Goal of the exercise: Whenever the word "Contas" turns up in a line of the data below, copy that line.

Data shown Start Marker

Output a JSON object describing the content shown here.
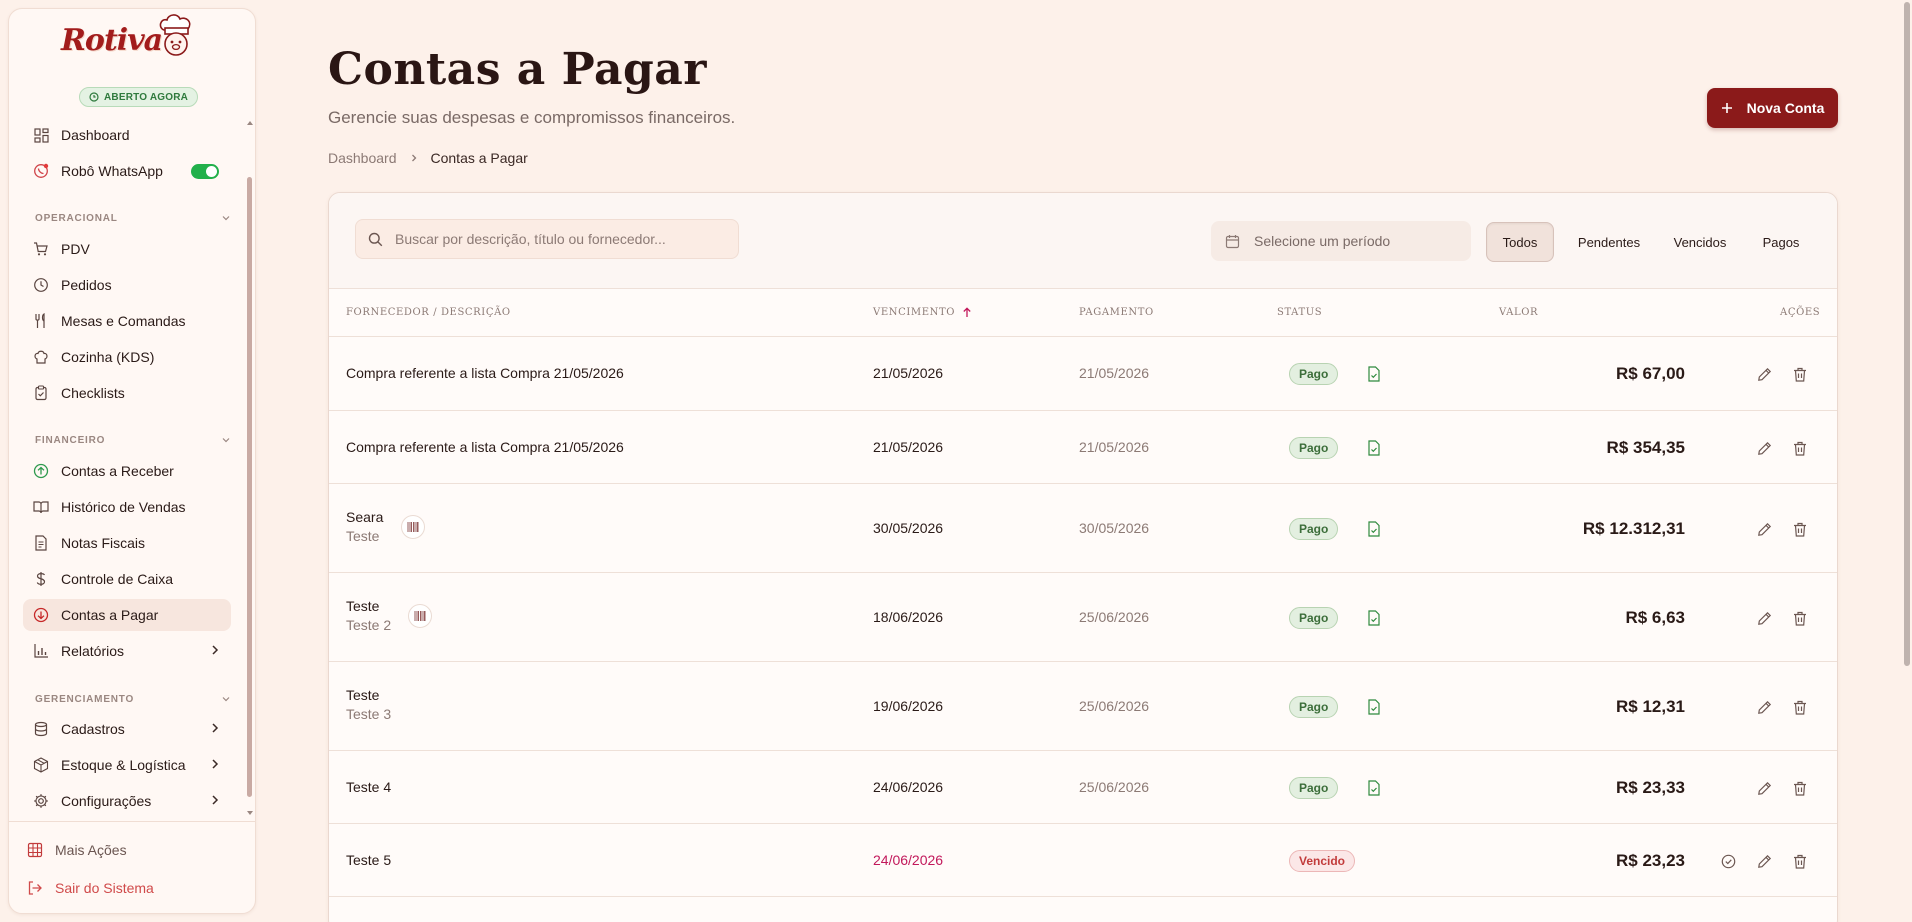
{
  "sidebar": {
    "brand": "Rotiva",
    "open_badge": "ABERTO AGORA",
    "top_items": [
      {
        "label": "Dashboard"
      },
      {
        "label": "Robô WhatsApp"
      }
    ],
    "sections": [
      {
        "title": "OPERACIONAL"
      },
      {
        "title": "FINANCEIRO"
      },
      {
        "title": "GERENCIAMENTO"
      }
    ],
    "operacional": [
      {
        "label": "PDV"
      },
      {
        "label": "Pedidos"
      },
      {
        "label": "Mesas e Comandas"
      },
      {
        "label": "Cozinha (KDS)"
      },
      {
        "label": "Checklists"
      }
    ],
    "financeiro": [
      {
        "label": "Contas a Receber"
      },
      {
        "label": "Histórico de Vendas"
      },
      {
        "label": "Notas Fiscais"
      },
      {
        "label": "Controle de Caixa"
      },
      {
        "label": "Contas a Pagar"
      },
      {
        "label": "Relatórios"
      }
    ],
    "gerenciamento": [
      {
        "label": "Cadastros"
      },
      {
        "label": "Estoque & Logística"
      },
      {
        "label": "Configurações"
      }
    ],
    "footer": {
      "more_actions": "Mais Ações",
      "logout": "Sair do Sistema"
    }
  },
  "header": {
    "title": "Contas a Pagar",
    "subtitle": "Gerencie suas despesas e compromissos financeiros.",
    "breadcrumb": [
      "Dashboard",
      "Contas a Pagar"
    ],
    "new_button": "Nova Conta"
  },
  "toolbar": {
    "search_placeholder": "Buscar por descrição, título ou fornecedor...",
    "period_placeholder": "Selecione um período",
    "filters": [
      "Todos",
      "Pendentes",
      "Vencidos",
      "Pagos"
    ],
    "active_filter": "Todos"
  },
  "table": {
    "columns": {
      "supplier": "FORNECEDOR / DESCRIÇÃO",
      "due": "VENCIMENTO",
      "payment": "PAGAMENTO",
      "status": "STATUS",
      "value": "VALOR",
      "actions": "AÇÕES"
    },
    "rows": [
      {
        "title": "Compra referente a lista Compra 21/05/2026",
        "sub": "",
        "due": "21/05/2026",
        "paid": "21/05/2026",
        "status": "Pago",
        "value": "R$ 67,00"
      },
      {
        "title": "Compra referente a lista Compra 21/05/2026",
        "sub": "",
        "due": "21/05/2026",
        "paid": "21/05/2026",
        "status": "Pago",
        "value": "R$ 354,35"
      },
      {
        "title": "Seara",
        "sub": "Teste",
        "due": "30/05/2026",
        "paid": "30/05/2026",
        "status": "Pago",
        "value": "R$ 12.312,31"
      },
      {
        "title": "Teste",
        "sub": "Teste 2",
        "due": "18/06/2026",
        "paid": "25/06/2026",
        "status": "Pago",
        "value": "R$ 6,63"
      },
      {
        "title": "Teste",
        "sub": "Teste 3",
        "due": "19/06/2026",
        "paid": "25/06/2026",
        "status": "Pago",
        "value": "R$ 12,31"
      },
      {
        "title": "Teste 4",
        "sub": "",
        "due": "24/06/2026",
        "paid": "25/06/2026",
        "status": "Pago",
        "value": "R$ 23,33"
      },
      {
        "title": "Teste 5",
        "sub": "",
        "due": "24/06/2026",
        "paid": "",
        "status": "Vencido",
        "value": "R$ 23,23"
      }
    ]
  },
  "colors": {
    "brand": "#a21c1c",
    "primary_button": "#8b1a1a",
    "background": "#fdf1ea",
    "paid_badge": "#3c6e3a",
    "overdue_badge": "#c23b3b",
    "overdue_date": "#c2185b",
    "toggle_on": "#22b04b"
  }
}
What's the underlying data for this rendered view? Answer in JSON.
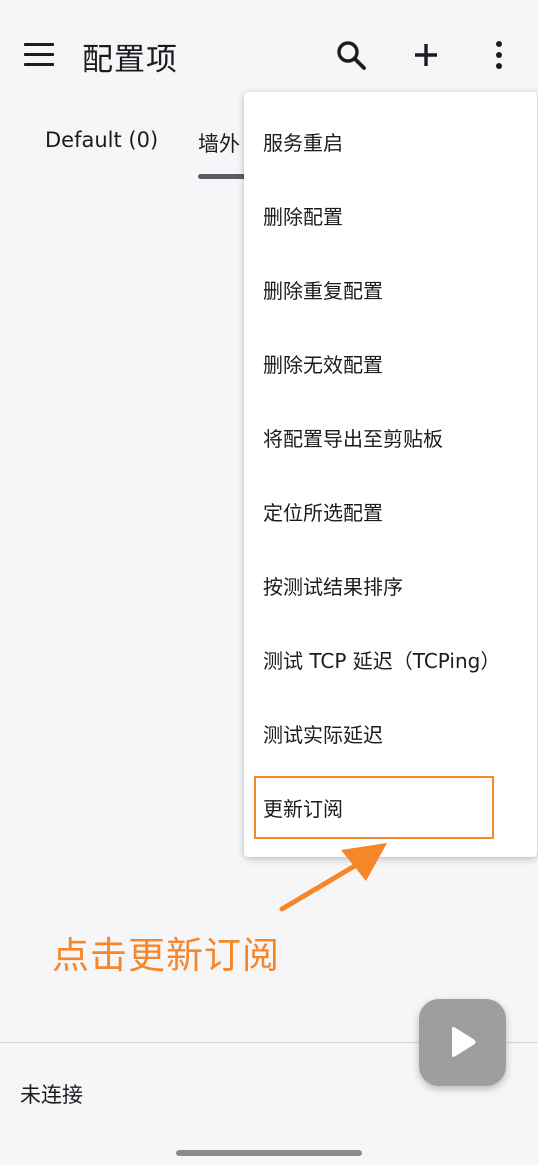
{
  "appbar": {
    "title": "配置项",
    "icons": [
      "menu-icon",
      "search-icon",
      "add-icon",
      "more-vert-icon"
    ]
  },
  "tabs": [
    {
      "label": "Default (0)"
    },
    {
      "label": "墙外"
    }
  ],
  "overflow_menu": {
    "items": [
      {
        "label": "服务重启"
      },
      {
        "label": "删除配置"
      },
      {
        "label": "删除重复配置"
      },
      {
        "label": "删除无效配置"
      },
      {
        "label": "将配置导出至剪贴板"
      },
      {
        "label": "定位所选配置"
      },
      {
        "label": "按测试结果排序"
      },
      {
        "label": "测试 TCP 延迟（TCPing）"
      },
      {
        "label": "测试实际延迟"
      },
      {
        "label": "更新订阅"
      }
    ],
    "highlighted_item": "更新订阅"
  },
  "annotation": {
    "text": "点击更新订阅",
    "color": "#f5872a"
  },
  "status": {
    "text": "未连接"
  },
  "fab": {
    "icon": "play-icon",
    "color": "#9e9e9e"
  }
}
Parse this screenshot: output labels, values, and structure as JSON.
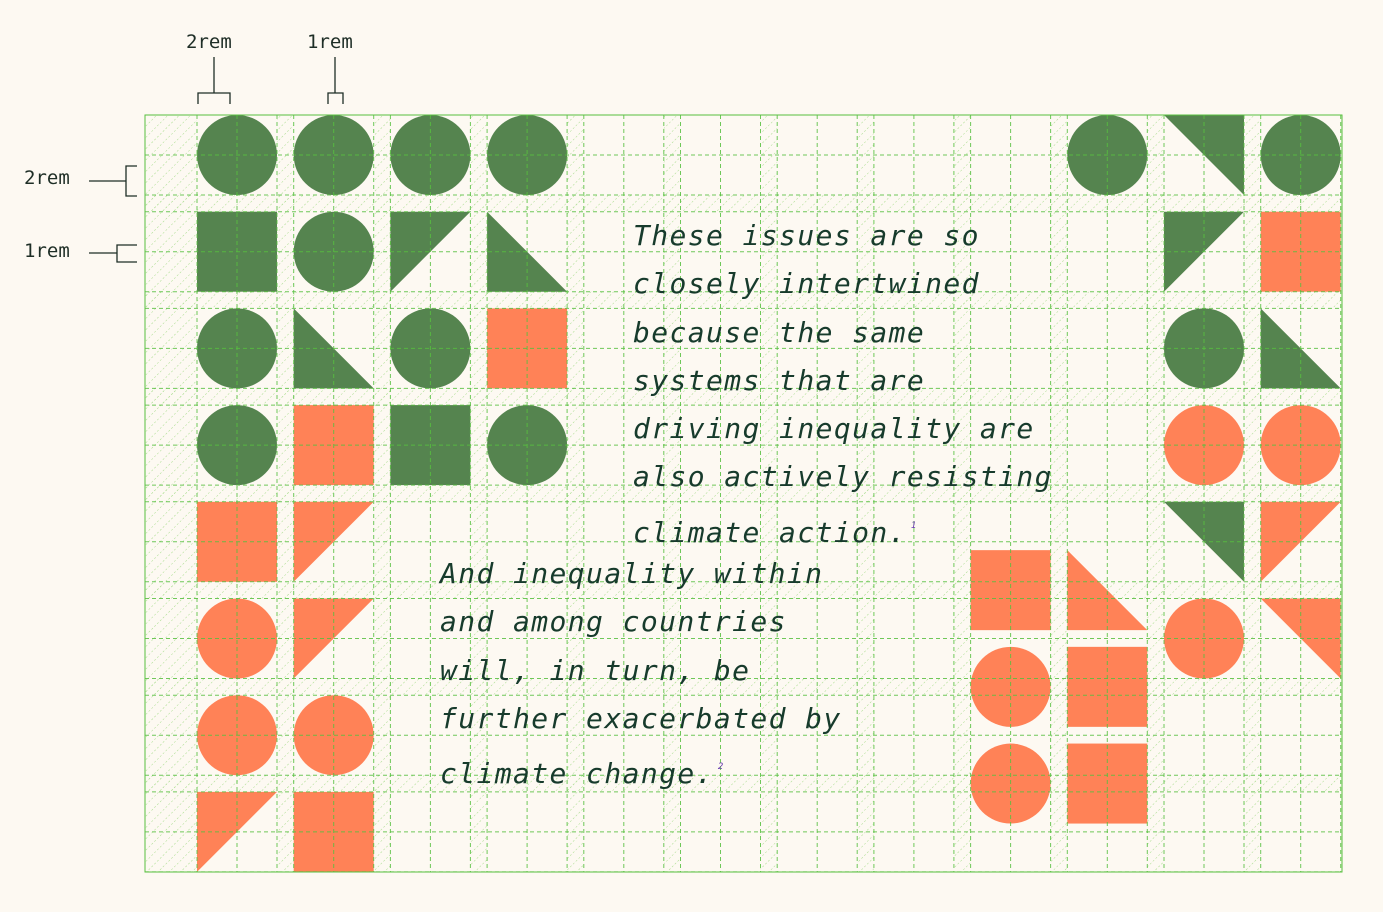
{
  "annotations": {
    "col_wide_label": "2rem",
    "col_narrow_label": "1rem",
    "row_tall_label": "2rem",
    "row_short_label": "1rem"
  },
  "colors": {
    "background": "#fdf9f2",
    "green": "#55844f",
    "orange": "#ff8257",
    "grid": "#57c03f",
    "text": "#173b2c",
    "footnote": "#6a3fb0"
  },
  "quote_one": {
    "lines": [
      "These issues are so",
      "closely intertwined",
      "because the same",
      "systems that are",
      "driving inequality are",
      "also actively resisting",
      "climate action."
    ],
    "footnote": "1"
  },
  "quote_two": {
    "lines": [
      "And inequality within",
      "and among countries",
      "will, in turn, be",
      "further exacerbated by",
      "climate change."
    ],
    "footnote": "2"
  },
  "shapes": [
    {
      "col": 0,
      "row": 0,
      "kind": "circle",
      "color": "green"
    },
    {
      "col": 1,
      "row": 0,
      "kind": "circle",
      "color": "green"
    },
    {
      "col": 2,
      "row": 0,
      "kind": "circle",
      "color": "green"
    },
    {
      "col": 3,
      "row": 0,
      "kind": "circle",
      "color": "green"
    },
    {
      "col": 9,
      "row": 0,
      "kind": "circle",
      "color": "green"
    },
    {
      "col": 10,
      "row": 0,
      "kind": "tri-tr",
      "color": "green"
    },
    {
      "col": 11,
      "row": 0,
      "kind": "circle",
      "color": "green"
    },
    {
      "col": 0,
      "row": 1,
      "kind": "square",
      "color": "green"
    },
    {
      "col": 1,
      "row": 1,
      "kind": "circle",
      "color": "green"
    },
    {
      "col": 2,
      "row": 1,
      "kind": "tri-tl",
      "color": "green"
    },
    {
      "col": 3,
      "row": 1,
      "kind": "tri-bl",
      "color": "green"
    },
    {
      "col": 10,
      "row": 1,
      "kind": "tri-tl",
      "color": "green"
    },
    {
      "col": 11,
      "row": 1,
      "kind": "square",
      "color": "orange"
    },
    {
      "col": 0,
      "row": 2,
      "kind": "circle",
      "color": "green"
    },
    {
      "col": 1,
      "row": 2,
      "kind": "tri-bl",
      "color": "green"
    },
    {
      "col": 2,
      "row": 2,
      "kind": "circle",
      "color": "green"
    },
    {
      "col": 3,
      "row": 2,
      "kind": "square",
      "color": "orange"
    },
    {
      "col": 10,
      "row": 2,
      "kind": "circle",
      "color": "green"
    },
    {
      "col": 11,
      "row": 2,
      "kind": "tri-bl",
      "color": "green"
    },
    {
      "col": 0,
      "row": 3,
      "kind": "circle",
      "color": "green"
    },
    {
      "col": 1,
      "row": 3,
      "kind": "square",
      "color": "orange"
    },
    {
      "col": 2,
      "row": 3,
      "kind": "square",
      "color": "green"
    },
    {
      "col": 3,
      "row": 3,
      "kind": "circle",
      "color": "green"
    },
    {
      "col": 10,
      "row": 3,
      "kind": "circle",
      "color": "orange"
    },
    {
      "col": 11,
      "row": 3,
      "kind": "circle",
      "color": "orange"
    },
    {
      "col": 0,
      "row": 4,
      "kind": "square",
      "color": "orange"
    },
    {
      "col": 1,
      "row": 4,
      "kind": "tri-tl",
      "color": "orange"
    },
    {
      "col": 10,
      "row": 4,
      "kind": "tri-tr",
      "color": "green"
    },
    {
      "col": 11,
      "row": 4,
      "kind": "tri-tl",
      "color": "orange"
    },
    {
      "col": 8,
      "row": 4.5,
      "kind": "square",
      "color": "orange"
    },
    {
      "col": 9,
      "row": 4.5,
      "kind": "tri-bl",
      "color": "orange"
    },
    {
      "col": 0,
      "row": 5,
      "kind": "circle",
      "color": "orange"
    },
    {
      "col": 1,
      "row": 5,
      "kind": "tri-tl",
      "color": "orange"
    },
    {
      "col": 10,
      "row": 5,
      "kind": "circle",
      "color": "orange"
    },
    {
      "col": 11,
      "row": 5,
      "kind": "tri-tr",
      "color": "orange"
    },
    {
      "col": 8,
      "row": 5.5,
      "kind": "circle",
      "color": "orange"
    },
    {
      "col": 9,
      "row": 5.5,
      "kind": "square",
      "color": "orange"
    },
    {
      "col": 0,
      "row": 6,
      "kind": "circle",
      "color": "orange"
    },
    {
      "col": 1,
      "row": 6,
      "kind": "circle",
      "color": "orange"
    },
    {
      "col": 8,
      "row": 6.5,
      "kind": "circle",
      "color": "orange"
    },
    {
      "col": 9,
      "row": 6.5,
      "kind": "square",
      "color": "orange"
    },
    {
      "col": 0,
      "row": 7,
      "kind": "tri-bl-up",
      "color": "orange"
    },
    {
      "col": 1,
      "row": 7,
      "kind": "square",
      "color": "orange"
    }
  ]
}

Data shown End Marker

Result:
        "label": "Contas a Receber"
        "label": "Contas a Pagar"
    "title": "Contas a Pagar",
      "Contas a Pagar"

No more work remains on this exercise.